Every morning, me and my dog Sable go on a hike. It’s not a trek, but just an early morning walk up our favorite hidden canyon which lies in plain sight. We set off from our house right about 8 o’clock and drive up the hillsides to the canyon mouth. We weave out of our little town and into the next, winding up and up, past the houses that weren’t here 15 years ago, then 10 years ago, then 5. We rise higher than any business, home, or other building as we approach our morning trailhead. It’s good, that above all of the buildings we’ve constructed over the years, still lies the land eternal. I like that.
As we get out of the car, Sable springs and sprints immediately, starting up the berm just past the parking lot. She lives for the forest and the canyons. Up here, as nowhere in our small town’s limits, she can let loose off leash, be wild, go running after squirrels (which tree and evade her each time,) smell the logbook rocks of dogs before us, and be a very happy free dog. And if you believe that dogs smile as I know, then she beams radiant like the sun as she runs like the wind. I like that most of all.
At the top of the berm lies a retention dam, just in case anything should happen up our little canyon as to not damage the new homes below. But on top of this lies our first view of our valley floor home. Only from the edge of things can we first see them truly. The valley and the mountains on her other rim are a sweeping view in every season, in every weather, in every light or dark. I stand, breathe deep seeing the world below like an astronaut, and turn my back on this beauty, for that is the only way up the canyon.

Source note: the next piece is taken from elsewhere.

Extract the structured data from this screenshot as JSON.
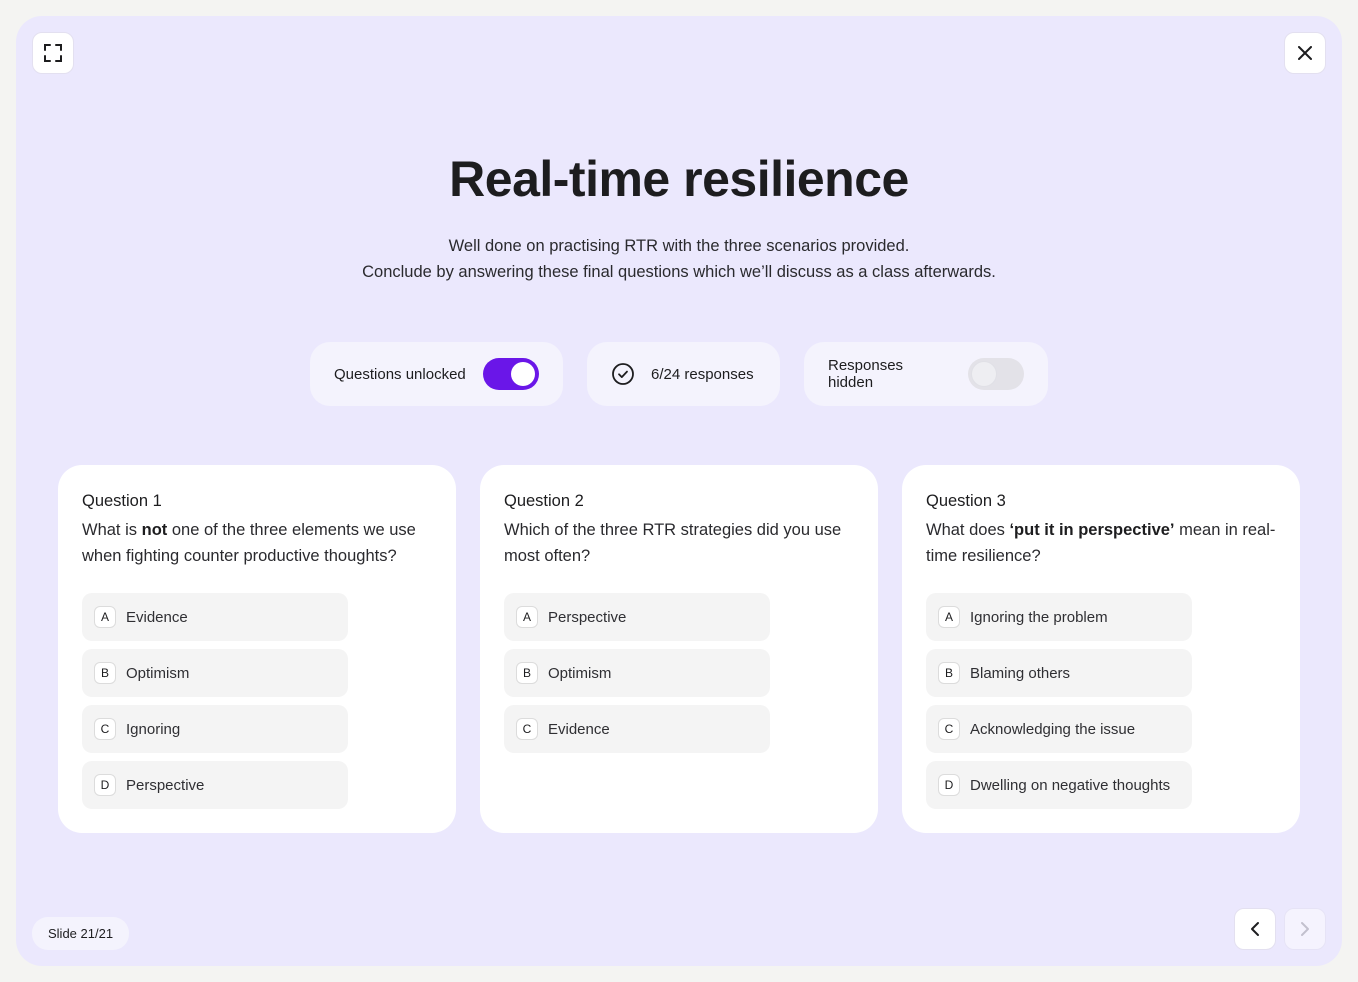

We begin our journey up, up, up. We meander along the trail past picnic tables and illegal fire rings. We move past small open fields where Sable leans into full sprint, and into the maple and juniper thickets, dense with the quieting effect of treestands, allowing our canyon to cease being just at the edge of town, and to become the morning wilderness heartbeat we both seek. If we hear a branch snap, we’ll both stop dead in our tracks, hold our breath, and listen long. I love these moments. A man and a dog, two species in one moment sharing how we approach the world of the unknown. Then, in our united journey, we set off again through the morning wild.

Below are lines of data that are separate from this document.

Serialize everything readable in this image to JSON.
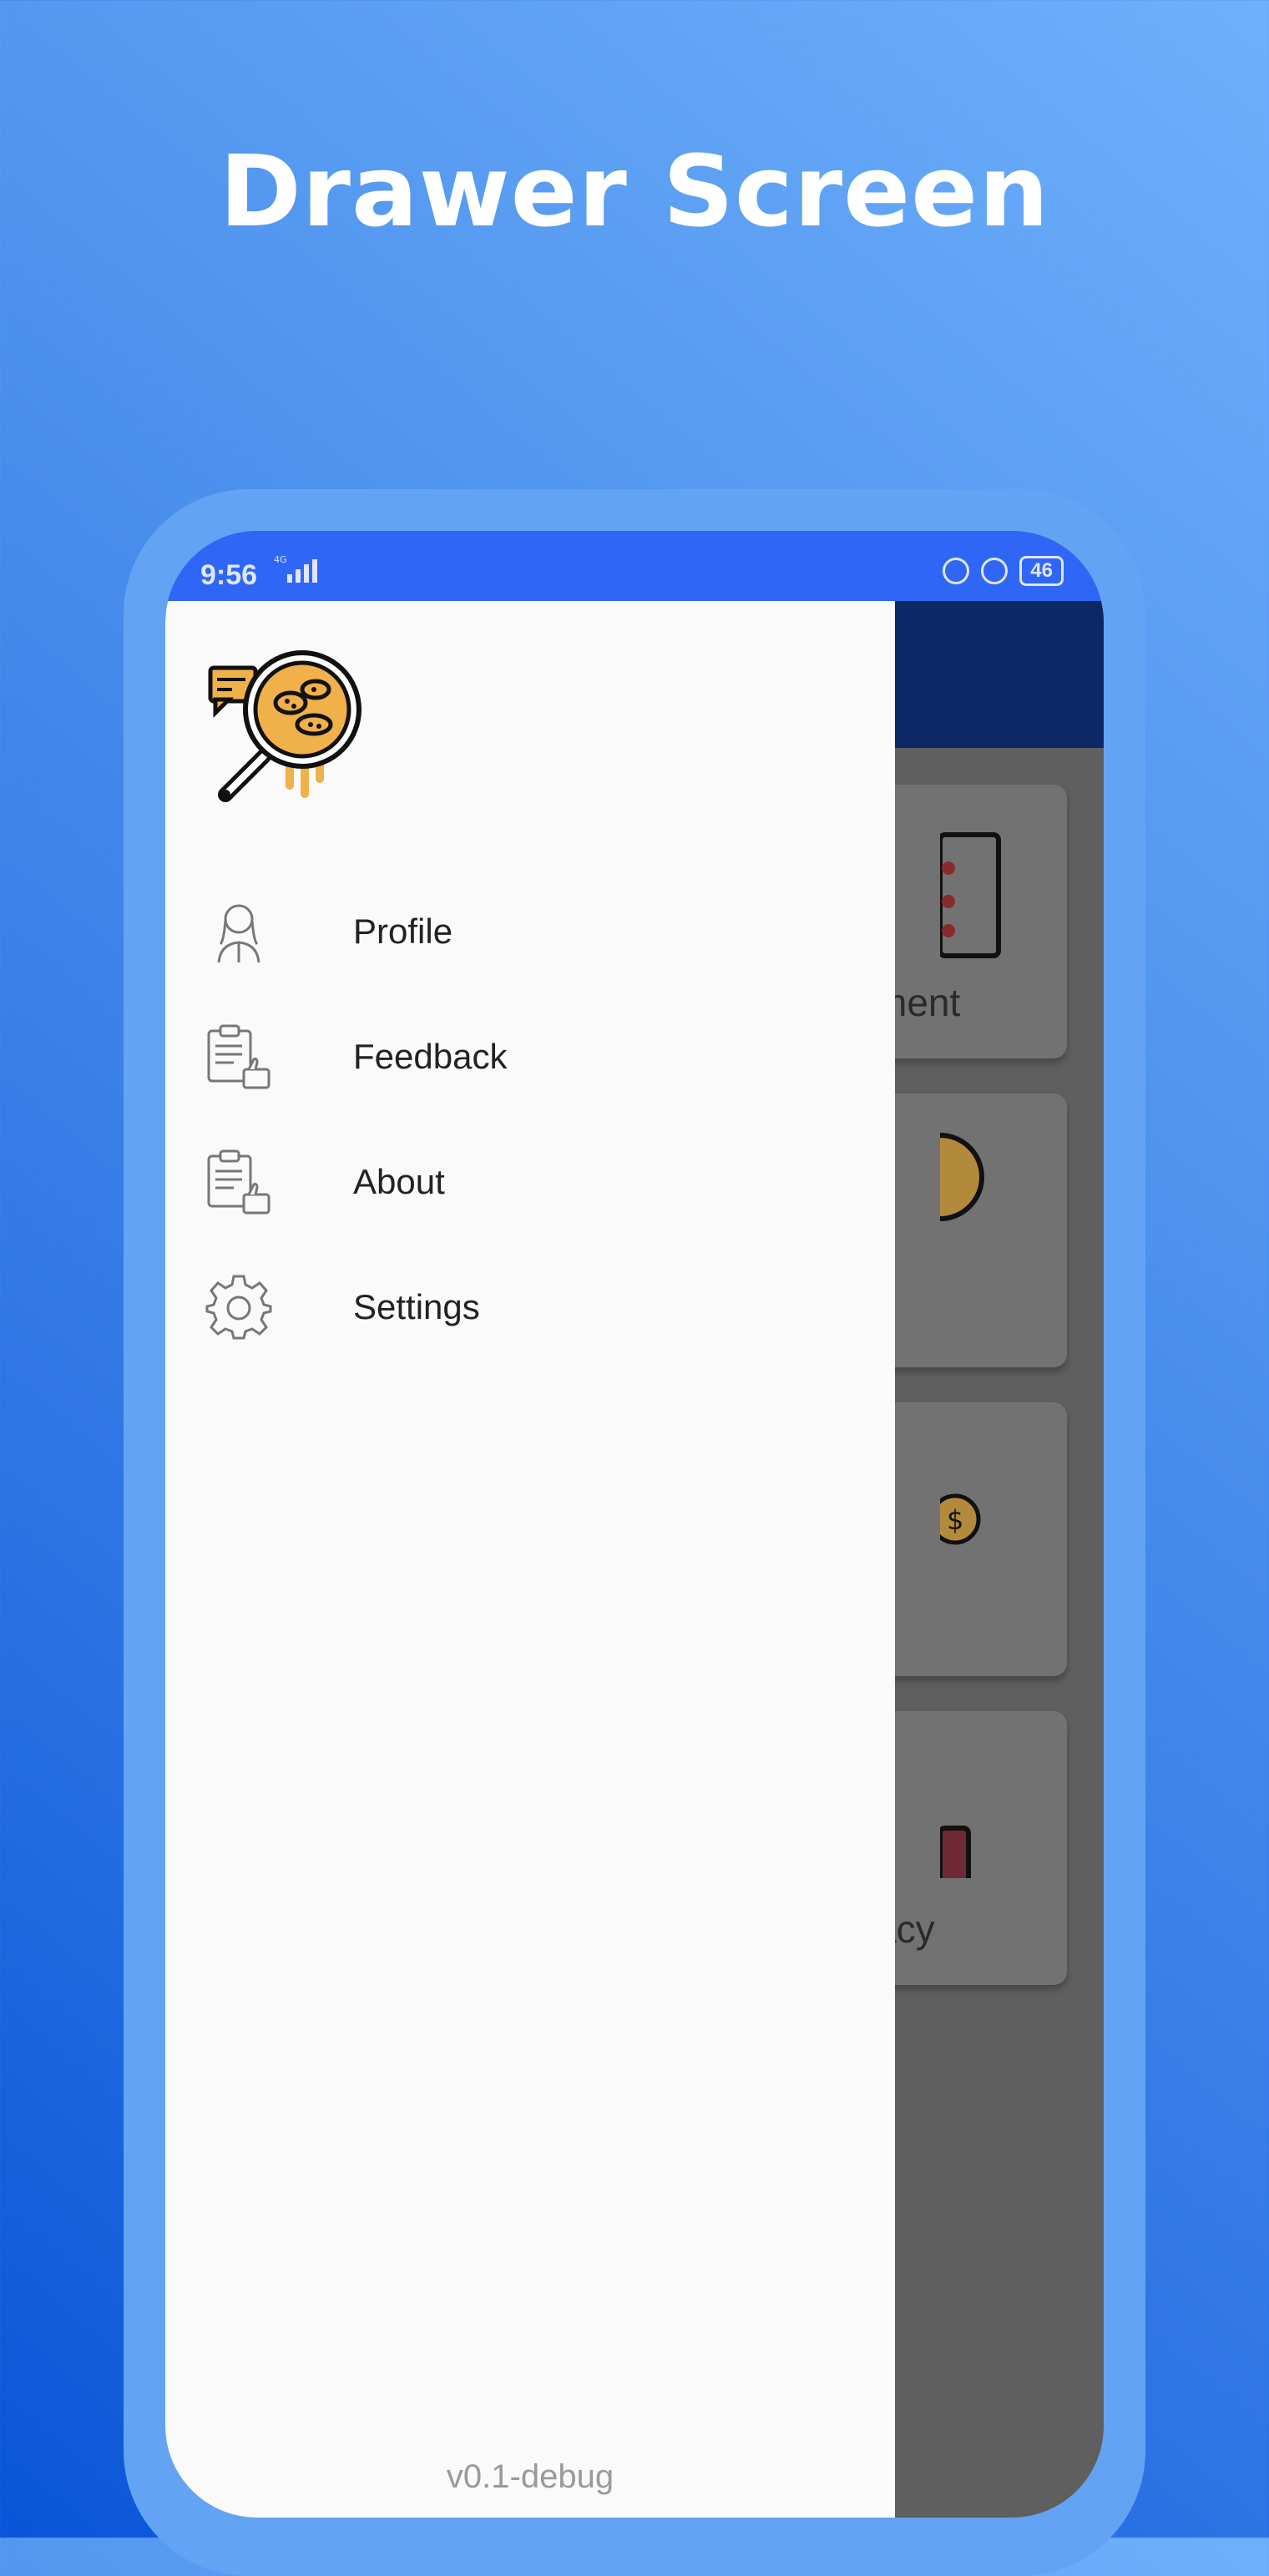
{
  "headline": "Drawer Screen",
  "status_bar": {
    "time": "9:56",
    "network": "4G",
    "battery": "46"
  },
  "drawer": {
    "menu": [
      {
        "label": "Profile",
        "icon": "person-icon"
      },
      {
        "label": "Feedback",
        "icon": "clipboard-thumbs-up-icon"
      },
      {
        "label": "About",
        "icon": "clipboard-thumbs-up-icon"
      },
      {
        "label": "Settings",
        "icon": "gear-icon"
      }
    ],
    "version": "v0.1-debug"
  },
  "background_cards": [
    {
      "partial_label": "ment"
    },
    {
      "partial_label": ""
    },
    {
      "partial_label": ""
    },
    {
      "partial_label": "acy"
    }
  ],
  "colors": {
    "status_bar": "#2f66f6",
    "app_bar_dimmed": "#0e2865",
    "drawer_bg": "#fafafa",
    "scrim": "#5f5f5f",
    "logo_accent": "#f0b04a"
  }
}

On our morning walks, we do not go far, certainly less than a mile. It usually takes us just 15 minutes to get to our turnaround point, a Forest Service gate meant to keep cattle from running into the retention dam and the town below. Sometimes when I am feeling slow or want to soak up the canyon a bit more, there is a small cavelet just off from the gate. I’ll go and sit on the rocks within, observing how the mosses grow on the seeping water and listen to the invisible birds around me.
From our turnaround gate, I always stop and let Sable run a bit further up trail before she comes back. She’s good at checking in, even after some of her more worrisome decisions of scaling the canyon sides into its cliffed faces in search of ground squirrel chatter. After she comes back, we turn back towards town in knowing silence, descending to the world in which we live.

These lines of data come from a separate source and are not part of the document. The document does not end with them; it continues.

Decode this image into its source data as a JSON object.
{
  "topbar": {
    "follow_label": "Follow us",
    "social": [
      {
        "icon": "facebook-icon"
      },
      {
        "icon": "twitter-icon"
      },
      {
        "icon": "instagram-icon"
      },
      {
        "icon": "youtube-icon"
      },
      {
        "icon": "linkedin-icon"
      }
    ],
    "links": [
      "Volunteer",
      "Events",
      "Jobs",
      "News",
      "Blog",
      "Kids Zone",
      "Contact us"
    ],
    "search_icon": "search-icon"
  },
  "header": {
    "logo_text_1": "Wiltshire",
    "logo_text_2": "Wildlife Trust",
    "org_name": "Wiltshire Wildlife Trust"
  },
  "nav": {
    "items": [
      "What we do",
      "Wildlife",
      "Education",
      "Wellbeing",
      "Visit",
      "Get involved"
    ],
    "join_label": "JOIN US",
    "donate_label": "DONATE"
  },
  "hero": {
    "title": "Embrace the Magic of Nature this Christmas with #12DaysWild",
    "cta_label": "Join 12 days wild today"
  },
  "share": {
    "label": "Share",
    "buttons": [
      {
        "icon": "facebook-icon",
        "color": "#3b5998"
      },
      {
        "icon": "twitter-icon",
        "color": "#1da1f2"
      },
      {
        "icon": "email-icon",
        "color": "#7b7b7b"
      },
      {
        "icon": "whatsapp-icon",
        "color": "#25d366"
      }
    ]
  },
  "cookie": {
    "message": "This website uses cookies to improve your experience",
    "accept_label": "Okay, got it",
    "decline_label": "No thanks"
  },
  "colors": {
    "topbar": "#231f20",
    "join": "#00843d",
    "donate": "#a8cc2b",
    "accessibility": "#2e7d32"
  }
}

Going down always takes less time, too little time it seems sometimes. On the descent, Sable is like a bobsledder: an unstoppable force of energy hugging the luge of the trail. It’s truly beautiful to see such athleticism paired with boundless joy in running. It must be the greatest fun to be a dog in the forest.
When we both finally pop out of the trees back at the retention dam, the town below opens into view. I don’t stop this time. I keep on trodding to the car with Sable. It’s not that I don’t appreciate the view of town on the way down, it’s that I don’t need to dip my toe in in order to be brave enough to plunge by now. Back to life’s duties and hullabaloo.
Driving down, I drop Sable off at home to sleep in the sunny backyard or chew on an elk bone for the day, and I head off to my own work. All day though, I can keep thinking back to our shared morning walk, not even half an hour, but worth its more than its weight in sunrise gold. All day I feel good and alive, and I know Sable does too from just a short jaunt. I know that she loves living in a beautiful, wild place just as much as I do. We both know the goodness in such places and in living in such places. Two species, one shared love for this land and our favorite hidden canyon which lies in plain sight.
My name is Patrick Kelly and I am Wild About Utah.
Images: Image Courtesy & Copyright Patrick Kelly, Photographer, all rights reserved
Audio: Contains audio Courtesy & Copyright Kevin Colver
Text: Patrick Kelly, Director of Education, Stokes Nature Center, https://logannature.org
Included Links: Lyle Bingham, Webmaster, WildAboutUtah.org
Cache County Trails, Cache County, https://trails.cachecounty.org//a>
Hiking Trail Guide, Cache Valley Visitors Bureau/Logan Ranger District, Wasatch-Cache National Forest, https://www.explorelogan.com/assets/files/brochures/hiking.pdf
Cache Trails, A hiking guide for the trails of the Cache Valley, Bridgerland Audubon Society, https://bridgerlandaudubon.org/our-projects/publications/